_PROBLEM DESCRIPTION_:
Filter the entries for the word "hello". Copy each line that has it.

[Entries from a dataset of interfaces]

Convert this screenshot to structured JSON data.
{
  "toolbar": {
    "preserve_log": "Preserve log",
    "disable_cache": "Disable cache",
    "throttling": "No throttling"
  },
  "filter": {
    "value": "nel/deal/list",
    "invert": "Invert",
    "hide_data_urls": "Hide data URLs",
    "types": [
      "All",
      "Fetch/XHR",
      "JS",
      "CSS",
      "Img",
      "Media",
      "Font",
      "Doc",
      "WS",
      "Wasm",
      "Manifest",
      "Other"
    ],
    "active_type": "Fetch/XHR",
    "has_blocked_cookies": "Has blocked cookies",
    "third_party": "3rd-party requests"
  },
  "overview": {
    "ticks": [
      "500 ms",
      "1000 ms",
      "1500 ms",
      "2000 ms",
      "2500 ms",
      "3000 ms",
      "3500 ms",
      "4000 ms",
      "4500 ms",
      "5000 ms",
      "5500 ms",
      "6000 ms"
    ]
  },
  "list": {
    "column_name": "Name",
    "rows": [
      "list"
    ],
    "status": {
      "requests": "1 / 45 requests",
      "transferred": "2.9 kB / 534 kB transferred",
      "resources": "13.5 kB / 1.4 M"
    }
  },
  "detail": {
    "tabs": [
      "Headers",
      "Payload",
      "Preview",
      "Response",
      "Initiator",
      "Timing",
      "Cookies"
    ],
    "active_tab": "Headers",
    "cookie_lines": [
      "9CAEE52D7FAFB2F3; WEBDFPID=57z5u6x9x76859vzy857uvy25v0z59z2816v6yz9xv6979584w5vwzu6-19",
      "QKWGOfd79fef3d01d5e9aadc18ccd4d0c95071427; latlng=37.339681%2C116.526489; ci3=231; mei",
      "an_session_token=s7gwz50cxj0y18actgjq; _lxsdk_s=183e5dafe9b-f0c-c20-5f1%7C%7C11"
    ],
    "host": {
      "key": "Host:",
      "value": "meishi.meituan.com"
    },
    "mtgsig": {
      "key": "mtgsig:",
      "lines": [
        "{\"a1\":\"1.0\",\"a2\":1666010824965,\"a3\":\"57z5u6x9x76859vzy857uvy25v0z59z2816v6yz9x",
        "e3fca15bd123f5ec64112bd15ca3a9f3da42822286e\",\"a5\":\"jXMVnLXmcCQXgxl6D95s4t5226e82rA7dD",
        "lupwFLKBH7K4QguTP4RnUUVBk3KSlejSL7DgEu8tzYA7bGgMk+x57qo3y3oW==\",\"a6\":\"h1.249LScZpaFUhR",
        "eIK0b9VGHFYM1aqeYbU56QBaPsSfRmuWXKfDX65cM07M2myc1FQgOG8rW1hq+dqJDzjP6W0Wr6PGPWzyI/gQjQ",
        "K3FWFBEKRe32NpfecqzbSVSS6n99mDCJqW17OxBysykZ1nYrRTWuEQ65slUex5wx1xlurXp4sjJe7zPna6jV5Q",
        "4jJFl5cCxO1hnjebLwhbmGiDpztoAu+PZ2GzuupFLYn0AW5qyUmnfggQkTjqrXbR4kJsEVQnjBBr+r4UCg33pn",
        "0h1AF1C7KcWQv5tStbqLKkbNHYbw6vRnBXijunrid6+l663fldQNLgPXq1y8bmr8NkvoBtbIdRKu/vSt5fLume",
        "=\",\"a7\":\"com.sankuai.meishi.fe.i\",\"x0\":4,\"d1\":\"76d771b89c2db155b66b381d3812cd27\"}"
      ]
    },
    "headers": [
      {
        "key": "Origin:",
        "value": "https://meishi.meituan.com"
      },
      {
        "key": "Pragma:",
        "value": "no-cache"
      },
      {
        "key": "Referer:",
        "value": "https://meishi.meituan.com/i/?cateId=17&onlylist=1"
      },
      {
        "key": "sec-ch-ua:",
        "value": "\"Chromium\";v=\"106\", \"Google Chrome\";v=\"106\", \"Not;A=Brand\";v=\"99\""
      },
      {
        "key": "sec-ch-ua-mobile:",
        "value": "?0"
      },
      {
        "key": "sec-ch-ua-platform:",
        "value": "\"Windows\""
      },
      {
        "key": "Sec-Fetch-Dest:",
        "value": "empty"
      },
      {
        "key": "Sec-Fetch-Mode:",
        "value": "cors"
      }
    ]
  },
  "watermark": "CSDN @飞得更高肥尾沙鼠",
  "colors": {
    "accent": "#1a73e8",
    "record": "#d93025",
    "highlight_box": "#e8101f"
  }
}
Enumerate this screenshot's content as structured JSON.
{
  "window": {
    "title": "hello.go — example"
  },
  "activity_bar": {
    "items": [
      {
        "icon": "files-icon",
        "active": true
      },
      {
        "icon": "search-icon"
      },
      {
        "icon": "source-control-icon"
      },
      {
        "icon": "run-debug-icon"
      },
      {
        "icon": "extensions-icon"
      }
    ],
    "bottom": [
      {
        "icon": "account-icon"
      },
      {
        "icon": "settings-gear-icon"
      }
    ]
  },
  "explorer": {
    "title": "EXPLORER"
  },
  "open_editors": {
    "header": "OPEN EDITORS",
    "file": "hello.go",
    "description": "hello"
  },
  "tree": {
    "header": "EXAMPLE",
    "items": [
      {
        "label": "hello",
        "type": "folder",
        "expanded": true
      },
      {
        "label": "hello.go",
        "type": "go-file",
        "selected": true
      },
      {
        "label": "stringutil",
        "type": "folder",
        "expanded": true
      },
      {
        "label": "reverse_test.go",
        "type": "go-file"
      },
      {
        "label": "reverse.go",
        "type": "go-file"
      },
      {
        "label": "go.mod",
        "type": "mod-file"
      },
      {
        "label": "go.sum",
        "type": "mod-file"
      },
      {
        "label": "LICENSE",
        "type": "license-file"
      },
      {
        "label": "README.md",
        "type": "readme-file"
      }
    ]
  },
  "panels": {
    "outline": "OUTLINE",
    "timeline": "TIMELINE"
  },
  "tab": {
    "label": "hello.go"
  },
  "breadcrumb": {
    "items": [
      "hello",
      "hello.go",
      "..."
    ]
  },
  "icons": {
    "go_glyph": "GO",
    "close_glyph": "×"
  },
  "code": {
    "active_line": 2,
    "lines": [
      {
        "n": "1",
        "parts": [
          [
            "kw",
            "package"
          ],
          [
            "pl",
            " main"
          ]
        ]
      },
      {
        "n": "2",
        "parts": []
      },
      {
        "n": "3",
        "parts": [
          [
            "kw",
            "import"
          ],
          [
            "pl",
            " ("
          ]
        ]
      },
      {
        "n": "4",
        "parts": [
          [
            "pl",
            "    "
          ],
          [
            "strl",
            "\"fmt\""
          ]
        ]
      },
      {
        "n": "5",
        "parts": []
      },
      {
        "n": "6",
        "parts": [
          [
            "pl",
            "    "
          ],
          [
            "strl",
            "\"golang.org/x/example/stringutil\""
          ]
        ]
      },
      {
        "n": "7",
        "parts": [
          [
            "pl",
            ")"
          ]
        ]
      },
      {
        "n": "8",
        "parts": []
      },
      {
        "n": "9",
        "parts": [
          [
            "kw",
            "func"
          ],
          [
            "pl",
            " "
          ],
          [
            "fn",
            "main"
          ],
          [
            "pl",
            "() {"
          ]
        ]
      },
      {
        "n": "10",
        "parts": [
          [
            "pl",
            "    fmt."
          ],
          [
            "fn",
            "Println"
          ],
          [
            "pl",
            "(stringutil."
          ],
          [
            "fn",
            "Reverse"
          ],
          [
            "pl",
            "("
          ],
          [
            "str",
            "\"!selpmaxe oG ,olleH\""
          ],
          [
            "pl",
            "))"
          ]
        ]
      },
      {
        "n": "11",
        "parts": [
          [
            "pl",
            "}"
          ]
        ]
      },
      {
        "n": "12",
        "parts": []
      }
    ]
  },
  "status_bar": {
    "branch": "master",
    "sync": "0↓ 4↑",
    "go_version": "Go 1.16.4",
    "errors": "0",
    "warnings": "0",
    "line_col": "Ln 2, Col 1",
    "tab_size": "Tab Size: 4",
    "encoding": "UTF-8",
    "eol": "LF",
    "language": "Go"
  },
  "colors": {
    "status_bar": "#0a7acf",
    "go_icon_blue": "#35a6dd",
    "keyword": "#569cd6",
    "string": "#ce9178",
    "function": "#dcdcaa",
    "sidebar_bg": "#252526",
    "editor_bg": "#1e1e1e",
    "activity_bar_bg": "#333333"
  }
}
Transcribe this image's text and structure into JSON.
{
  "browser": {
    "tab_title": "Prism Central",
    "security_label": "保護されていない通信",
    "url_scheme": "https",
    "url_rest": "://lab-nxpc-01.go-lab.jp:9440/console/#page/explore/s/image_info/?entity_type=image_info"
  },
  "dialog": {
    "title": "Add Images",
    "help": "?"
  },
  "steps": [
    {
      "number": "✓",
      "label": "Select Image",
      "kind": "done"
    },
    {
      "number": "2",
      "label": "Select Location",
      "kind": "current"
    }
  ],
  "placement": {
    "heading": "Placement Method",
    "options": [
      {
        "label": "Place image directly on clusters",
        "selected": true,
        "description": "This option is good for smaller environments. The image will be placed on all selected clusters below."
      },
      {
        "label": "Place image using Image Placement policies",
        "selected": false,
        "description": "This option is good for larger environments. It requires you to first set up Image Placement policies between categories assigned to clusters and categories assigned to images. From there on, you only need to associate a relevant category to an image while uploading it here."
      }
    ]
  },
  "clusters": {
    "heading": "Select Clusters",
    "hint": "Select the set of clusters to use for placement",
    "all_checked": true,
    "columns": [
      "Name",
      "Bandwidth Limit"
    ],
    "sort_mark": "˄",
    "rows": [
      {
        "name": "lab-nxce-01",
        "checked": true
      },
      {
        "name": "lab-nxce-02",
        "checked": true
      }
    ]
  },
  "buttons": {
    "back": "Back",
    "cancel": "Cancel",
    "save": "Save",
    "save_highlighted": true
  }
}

_ANSWER SECTION_:
    "title": "hello.go — example"
    "file": "hello.go",
    "description": "hello"
        "label": "hello",
        "label": "hello.go",
    "label": "hello.go"
      "hello",
      "hello.go",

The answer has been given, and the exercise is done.